### RECORD EXCERPTS

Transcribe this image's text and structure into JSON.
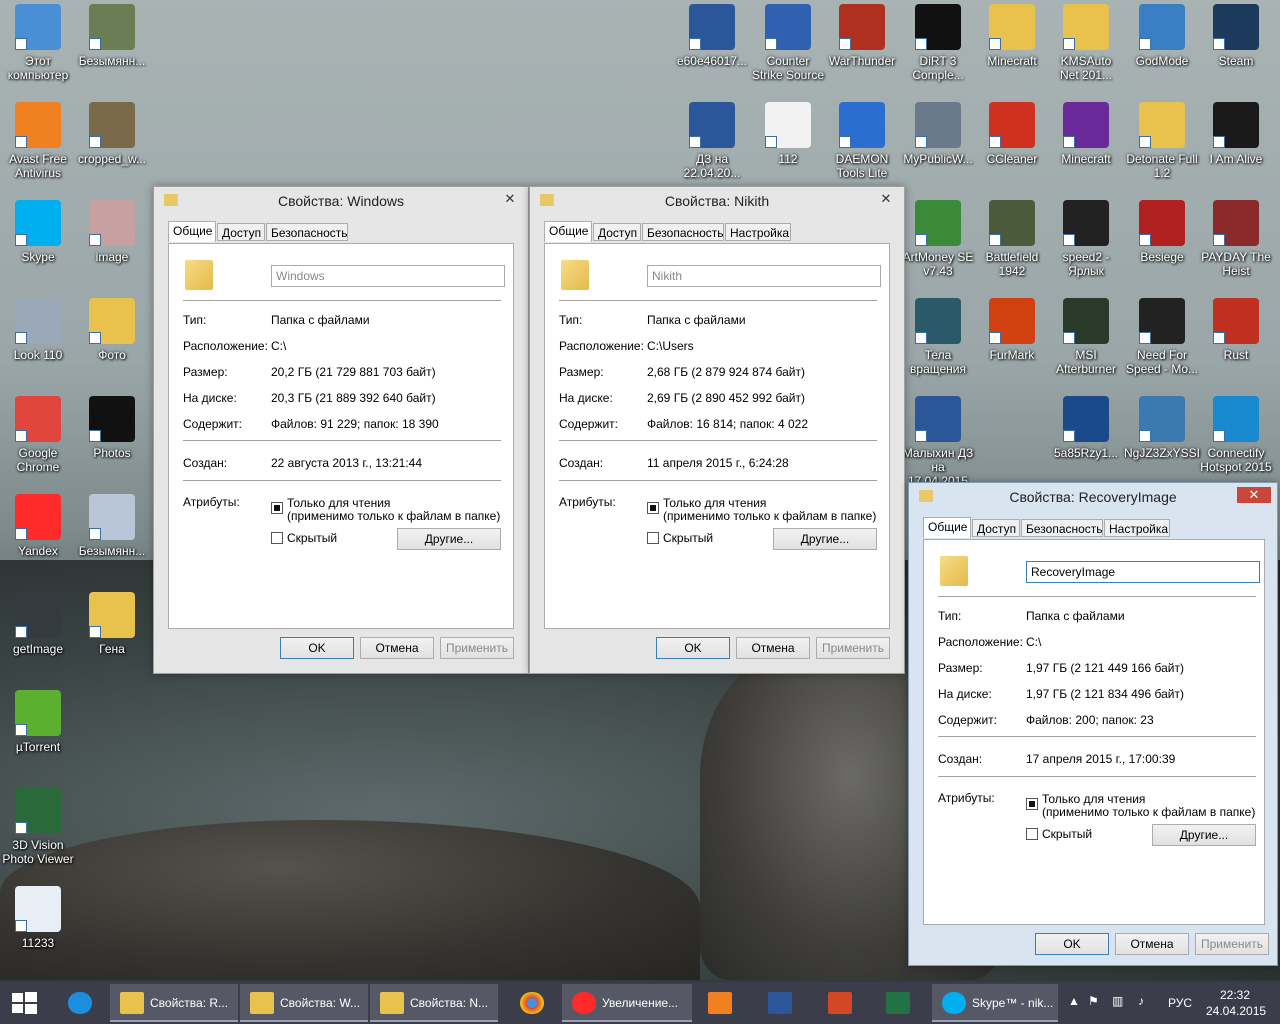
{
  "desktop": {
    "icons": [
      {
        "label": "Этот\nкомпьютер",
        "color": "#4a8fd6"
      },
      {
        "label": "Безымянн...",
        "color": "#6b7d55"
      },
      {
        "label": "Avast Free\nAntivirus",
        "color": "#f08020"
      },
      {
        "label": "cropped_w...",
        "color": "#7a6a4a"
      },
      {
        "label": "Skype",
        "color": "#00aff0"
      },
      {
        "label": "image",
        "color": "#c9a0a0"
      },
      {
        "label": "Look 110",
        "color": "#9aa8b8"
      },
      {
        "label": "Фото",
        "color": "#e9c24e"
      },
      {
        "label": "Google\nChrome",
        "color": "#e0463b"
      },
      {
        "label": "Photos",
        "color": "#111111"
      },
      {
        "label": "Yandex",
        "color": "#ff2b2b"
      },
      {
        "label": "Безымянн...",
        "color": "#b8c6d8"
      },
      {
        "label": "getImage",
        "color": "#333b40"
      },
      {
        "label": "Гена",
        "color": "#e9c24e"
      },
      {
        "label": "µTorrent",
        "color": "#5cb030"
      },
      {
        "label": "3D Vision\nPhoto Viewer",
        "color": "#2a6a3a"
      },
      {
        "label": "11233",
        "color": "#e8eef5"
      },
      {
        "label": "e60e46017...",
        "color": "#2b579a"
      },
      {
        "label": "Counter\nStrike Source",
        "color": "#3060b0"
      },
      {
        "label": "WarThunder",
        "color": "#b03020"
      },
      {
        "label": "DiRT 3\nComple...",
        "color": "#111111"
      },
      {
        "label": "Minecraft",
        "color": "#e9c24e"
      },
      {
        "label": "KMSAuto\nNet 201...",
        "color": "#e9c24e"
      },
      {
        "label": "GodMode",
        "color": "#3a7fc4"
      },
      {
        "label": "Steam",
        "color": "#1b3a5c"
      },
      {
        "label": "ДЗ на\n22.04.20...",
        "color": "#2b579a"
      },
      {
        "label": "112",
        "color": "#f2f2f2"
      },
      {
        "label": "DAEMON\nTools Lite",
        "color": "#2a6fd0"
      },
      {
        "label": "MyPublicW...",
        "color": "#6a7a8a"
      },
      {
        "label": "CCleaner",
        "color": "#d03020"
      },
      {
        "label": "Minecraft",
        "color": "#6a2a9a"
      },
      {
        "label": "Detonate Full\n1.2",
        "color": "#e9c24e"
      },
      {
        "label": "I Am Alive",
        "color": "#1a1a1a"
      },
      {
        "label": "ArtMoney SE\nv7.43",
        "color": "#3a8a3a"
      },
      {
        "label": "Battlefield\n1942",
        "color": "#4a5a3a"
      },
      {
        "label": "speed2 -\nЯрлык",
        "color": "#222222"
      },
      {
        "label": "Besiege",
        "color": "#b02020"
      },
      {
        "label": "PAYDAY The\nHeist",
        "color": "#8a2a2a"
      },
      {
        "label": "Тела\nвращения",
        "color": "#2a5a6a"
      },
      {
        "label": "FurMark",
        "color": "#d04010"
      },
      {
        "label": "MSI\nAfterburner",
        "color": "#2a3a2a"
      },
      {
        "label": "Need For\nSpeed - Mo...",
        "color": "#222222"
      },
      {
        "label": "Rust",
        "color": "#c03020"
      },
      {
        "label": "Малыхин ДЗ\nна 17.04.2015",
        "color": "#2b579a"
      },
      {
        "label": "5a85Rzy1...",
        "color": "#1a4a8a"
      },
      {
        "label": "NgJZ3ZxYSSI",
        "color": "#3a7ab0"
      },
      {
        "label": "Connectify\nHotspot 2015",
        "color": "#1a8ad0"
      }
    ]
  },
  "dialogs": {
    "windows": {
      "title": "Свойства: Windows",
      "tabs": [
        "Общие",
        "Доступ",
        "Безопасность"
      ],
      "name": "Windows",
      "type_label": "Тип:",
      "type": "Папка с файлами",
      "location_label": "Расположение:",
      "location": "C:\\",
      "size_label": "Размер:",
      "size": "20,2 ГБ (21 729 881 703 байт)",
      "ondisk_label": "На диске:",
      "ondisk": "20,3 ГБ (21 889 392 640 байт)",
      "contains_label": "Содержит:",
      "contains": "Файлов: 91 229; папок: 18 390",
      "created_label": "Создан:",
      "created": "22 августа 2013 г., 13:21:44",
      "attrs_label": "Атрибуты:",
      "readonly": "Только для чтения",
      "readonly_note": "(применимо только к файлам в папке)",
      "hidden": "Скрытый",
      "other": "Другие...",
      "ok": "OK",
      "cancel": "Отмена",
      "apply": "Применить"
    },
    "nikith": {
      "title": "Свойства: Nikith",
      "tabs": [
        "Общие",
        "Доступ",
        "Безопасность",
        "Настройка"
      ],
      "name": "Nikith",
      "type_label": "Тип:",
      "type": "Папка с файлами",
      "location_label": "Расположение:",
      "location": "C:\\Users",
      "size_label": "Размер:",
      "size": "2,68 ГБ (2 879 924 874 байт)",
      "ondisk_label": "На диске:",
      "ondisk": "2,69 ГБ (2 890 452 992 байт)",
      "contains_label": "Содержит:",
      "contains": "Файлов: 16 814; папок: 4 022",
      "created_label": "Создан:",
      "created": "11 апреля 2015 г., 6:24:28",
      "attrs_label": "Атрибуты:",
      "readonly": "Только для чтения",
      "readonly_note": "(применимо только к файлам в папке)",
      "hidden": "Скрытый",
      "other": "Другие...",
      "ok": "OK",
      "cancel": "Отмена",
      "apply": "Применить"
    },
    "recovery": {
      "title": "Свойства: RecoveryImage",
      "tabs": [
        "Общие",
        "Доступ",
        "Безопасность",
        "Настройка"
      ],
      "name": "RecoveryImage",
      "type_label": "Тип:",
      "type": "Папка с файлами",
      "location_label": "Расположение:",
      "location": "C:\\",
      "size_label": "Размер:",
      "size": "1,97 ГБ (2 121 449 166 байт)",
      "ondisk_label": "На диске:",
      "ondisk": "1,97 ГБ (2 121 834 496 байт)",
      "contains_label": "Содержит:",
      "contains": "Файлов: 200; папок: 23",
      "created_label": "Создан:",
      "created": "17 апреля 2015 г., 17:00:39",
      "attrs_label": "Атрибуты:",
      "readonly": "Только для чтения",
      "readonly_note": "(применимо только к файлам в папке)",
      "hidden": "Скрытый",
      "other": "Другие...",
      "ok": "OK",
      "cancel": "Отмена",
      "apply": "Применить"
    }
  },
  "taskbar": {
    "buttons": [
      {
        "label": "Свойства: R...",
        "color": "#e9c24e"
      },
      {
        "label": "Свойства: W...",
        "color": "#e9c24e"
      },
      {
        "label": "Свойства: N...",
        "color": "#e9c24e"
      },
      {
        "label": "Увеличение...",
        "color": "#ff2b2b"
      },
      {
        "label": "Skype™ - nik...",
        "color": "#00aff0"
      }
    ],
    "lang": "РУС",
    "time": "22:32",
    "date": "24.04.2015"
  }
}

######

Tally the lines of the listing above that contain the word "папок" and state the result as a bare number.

§ **RESULT OF THE EXERCISE**: 3